**WHAT YOU HAVE TO DO**: Take the entries below and retype them word for word, excluding the images.

***

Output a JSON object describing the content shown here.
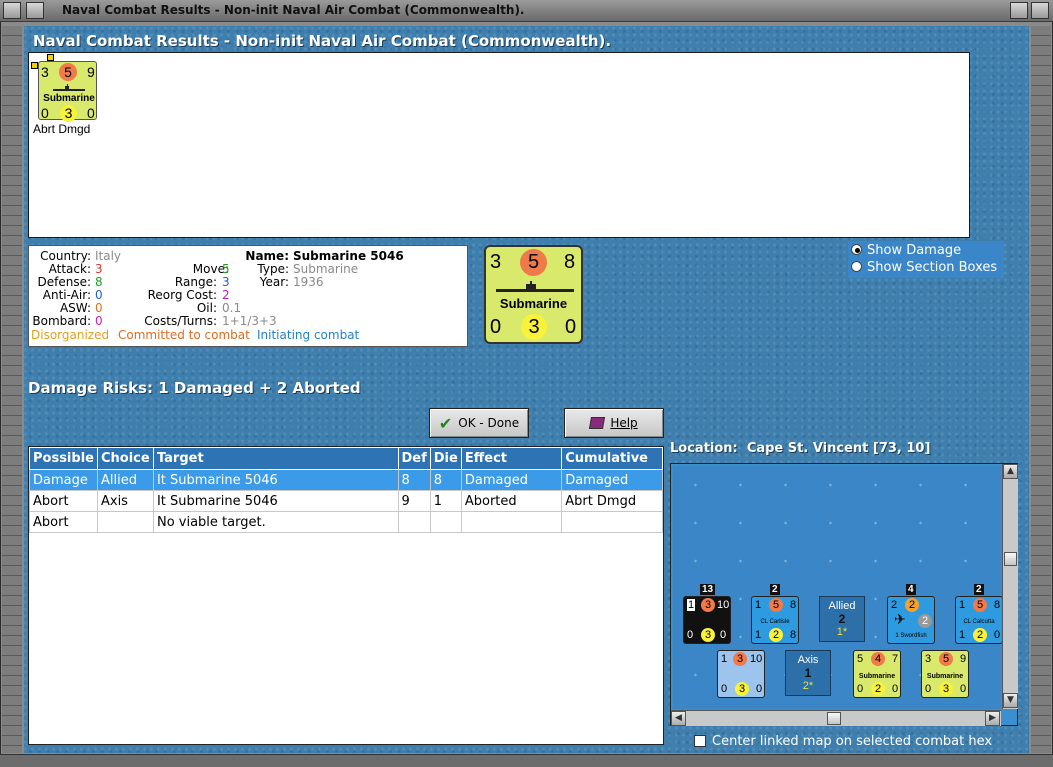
{
  "window": {
    "title": "Naval Combat Results - Non-init Naval Air Combat (Commonwealth)."
  },
  "header": {
    "title": "Naval Combat Results - Non-init Naval Air Combat (Commonwealth)."
  },
  "result_unit": {
    "attack": "3",
    "defense": "5",
    "move": "9",
    "type": "Submarine",
    "bottom_left": "0",
    "bottom_mid": "3",
    "bottom_right": "0",
    "status": "Abrt Dmgd"
  },
  "info": {
    "labels": {
      "country": "Country:",
      "attack": "Attack:",
      "defense": "Defense:",
      "anti_air": "Anti-Air:",
      "asw": "ASW:",
      "bombard": "Bombard:",
      "name": "Name:",
      "move": "Move:",
      "type": "Type:",
      "range": "Range:",
      "year": "Year:",
      "reorg_cost": "Reorg Cost:",
      "oil": "Oil:",
      "costs_turns": "Costs/Turns:"
    },
    "country": "Italy",
    "attack": "3",
    "defense": "8",
    "anti_air": "0",
    "asw": "0",
    "bombard": "0",
    "name": "Submarine 5046",
    "move": "5",
    "type": "Submarine",
    "range": "3",
    "year": "1936",
    "reorg_cost": "2",
    "oil": "0.1",
    "costs_turns": "1+1/3+3",
    "status_disorganized": "Disorganized",
    "status_committed": "Committed to combat",
    "status_initiating": "Initiating combat",
    "colors": {
      "disorganized": "#e0a020",
      "committed": "#e06a20",
      "initiating": "#2080d0"
    }
  },
  "big_counter": {
    "attack": "3",
    "defense": "5",
    "move": "8",
    "type": "Submarine",
    "bottom_left": "0",
    "bottom_mid": "3",
    "bottom_right": "0"
  },
  "display_options": {
    "show_damage": "Show Damage",
    "show_section_boxes": "Show Section Boxes",
    "selected": "show_damage"
  },
  "damage_risks": "Damage Risks:  1 Damaged + 2 Aborted",
  "buttons": {
    "ok": "OK - Done",
    "help": "Help"
  },
  "table": {
    "headers": [
      "Possible",
      "Choice",
      "Target",
      "Def",
      "Die",
      "Effect",
      "Cumulative"
    ],
    "rows": [
      [
        "Damage",
        "Allied",
        "It Submarine 5046",
        "8",
        "8",
        "Damaged",
        "Damaged"
      ],
      [
        "Abort",
        "Axis",
        "It Submarine 5046",
        "9",
        "1",
        "Aborted",
        "Abrt Dmgd"
      ],
      [
        "Abort",
        "",
        "No viable target.",
        "",
        "",
        "",
        ""
      ]
    ],
    "selected_row": 0
  },
  "location": {
    "label": "Location:",
    "value": "Cape St. Vincent [73, 10]"
  },
  "map": {
    "allied_units": [
      {
        "flag": "13",
        "a": "1",
        "b": "3",
        "c": "10",
        "d": "0",
        "e": "3",
        "f": "0",
        "caption": "",
        "theme": "black"
      },
      {
        "flag": "2",
        "a": "1",
        "b": "5",
        "c": "8",
        "d": "1",
        "e": "2",
        "f": "8",
        "caption": "CL Carlisle",
        "theme": "blue"
      },
      {
        "flag": "4",
        "a": "2",
        "b": "2",
        "c": "2",
        "d": "",
        "e": "",
        "f": "",
        "caption": "1 Swordfish",
        "theme": "blue"
      },
      {
        "flag": "2",
        "a": "1",
        "b": "5",
        "c": "8",
        "d": "1",
        "e": "2",
        "f": "0",
        "caption": "CL Calcutta",
        "theme": "blue"
      }
    ],
    "allied_box": {
      "label": "Allied",
      "count": "2",
      "sub": "1*"
    },
    "axis_box": {
      "label": "Axis",
      "count": "1",
      "sub": "2*"
    },
    "axis_units": [
      {
        "a": "1",
        "b": "3",
        "c": "10",
        "d": "0",
        "e": "3",
        "f": "0",
        "caption": "",
        "theme": "lightblue"
      },
      {
        "a": "5",
        "b": "4",
        "c": "7",
        "d": "0",
        "e": "2",
        "f": "0",
        "caption": "Submarine",
        "theme": "yellow"
      },
      {
        "a": "3",
        "b": "5",
        "c": "9",
        "d": "0",
        "e": "3",
        "f": "0",
        "caption": "Submarine",
        "theme": "yellow"
      }
    ]
  },
  "center_map_checkbox": "Center linked map on selected combat hex"
}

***

**TASK OUTPUT**:
Output a JSON object describing the content shown here.
{
  "window": {
    "title": "Naval Combat Results - Non-init Naval Air Combat (Commonwealth)."
  },
  "header": {
    "title": "Naval Combat Results - Non-init Naval Air Combat (Commonwealth)."
  },
  "result_unit": {
    "attack": "3",
    "defense": "5",
    "move": "9",
    "type": "Submarine",
    "bottom_left": "0",
    "bottom_mid": "3",
    "bottom_right": "0",
    "status": "Abrt Dmgd"
  },
  "info": {
    "labels": {
      "country": "Country:",
      "attack": "Attack:",
      "defense": "Defense:",
      "anti_air": "Anti-Air:",
      "asw": "ASW:",
      "bombard": "Bombard:",
      "name": "Name:",
      "move": "Move:",
      "type": "Type:",
      "range": "Range:",
      "year": "Year:",
      "reorg_cost": "Reorg Cost:",
      "oil": "Oil:",
      "costs_turns": "Costs/Turns:"
    },
    "country": "Italy",
    "attack": "3",
    "defense": "8",
    "anti_air": "0",
    "asw": "0",
    "bombard": "0",
    "name": "Submarine 5046",
    "move": "5",
    "type": "Submarine",
    "range": "3",
    "year": "1936",
    "reorg_cost": "2",
    "oil": "0.1",
    "costs_turns": "1+1/3+3",
    "status_disorganized": "Disorganized",
    "status_committed": "Committed to combat",
    "status_initiating": "Initiating combat",
    "colors": {
      "disorganized": "#e0a020",
      "committed": "#e06a20",
      "initiating": "#2080d0"
    }
  },
  "big_counter": {
    "attack": "3",
    "defense": "5",
    "move": "8",
    "type": "Submarine",
    "bottom_left": "0",
    "bottom_mid": "3",
    "bottom_right": "0"
  },
  "display_options": {
    "show_damage": "Show Damage",
    "show_section_boxes": "Show Section Boxes",
    "selected": "show_damage"
  },
  "damage_risks": "Damage Risks:  1 Damaged + 2 Aborted",
  "buttons": {
    "ok": "OK - Done",
    "help": "Help"
  },
  "table": {
    "headers": [
      "Possible",
      "Choice",
      "Target",
      "Def",
      "Die",
      "Effect",
      "Cumulative"
    ],
    "rows": [
      [
        "Damage",
        "Allied",
        "It Submarine 5046",
        "8",
        "8",
        "Damaged",
        "Damaged"
      ],
      [
        "Abort",
        "Axis",
        "It Submarine 5046",
        "9",
        "1",
        "Aborted",
        "Abrt Dmgd"
      ],
      [
        "Abort",
        "",
        "No viable target.",
        "",
        "",
        "",
        ""
      ]
    ],
    "selected_row": 0
  },
  "location": {
    "label": "Location:",
    "value": "Cape St. Vincent [73, 10]"
  },
  "map": {
    "allied_units": [
      {
        "flag": "13",
        "a": "1",
        "b": "3",
        "c": "10",
        "d": "0",
        "e": "3",
        "f": "0",
        "caption": "",
        "theme": "black"
      },
      {
        "flag": "2",
        "a": "1",
        "b": "5",
        "c": "8",
        "d": "1",
        "e": "2",
        "f": "8",
        "caption": "CL Carlisle",
        "theme": "blue"
      },
      {
        "flag": "4",
        "a": "2",
        "b": "2",
        "c": "2",
        "d": "",
        "e": "",
        "f": "",
        "caption": "1 Swordfish",
        "theme": "blue"
      },
      {
        "flag": "2",
        "a": "1",
        "b": "5",
        "c": "8",
        "d": "1",
        "e": "2",
        "f": "0",
        "caption": "CL Calcutta",
        "theme": "blue"
      }
    ],
    "allied_box": {
      "label": "Allied",
      "count": "2",
      "sub": "1*"
    },
    "axis_box": {
      "label": "Axis",
      "count": "1",
      "sub": "2*"
    },
    "axis_units": [
      {
        "a": "1",
        "b": "3",
        "c": "10",
        "d": "0",
        "e": "3",
        "f": "0",
        "caption": "",
        "theme": "lightblue"
      },
      {
        "a": "5",
        "b": "4",
        "c": "7",
        "d": "0",
        "e": "2",
        "f": "0",
        "caption": "Submarine",
        "theme": "yellow"
      },
      {
        "a": "3",
        "b": "5",
        "c": "9",
        "d": "0",
        "e": "3",
        "f": "0",
        "caption": "Submarine",
        "theme": "yellow"
      }
    ]
  },
  "center_map_checkbox": "Center linked map on selected combat hex"
}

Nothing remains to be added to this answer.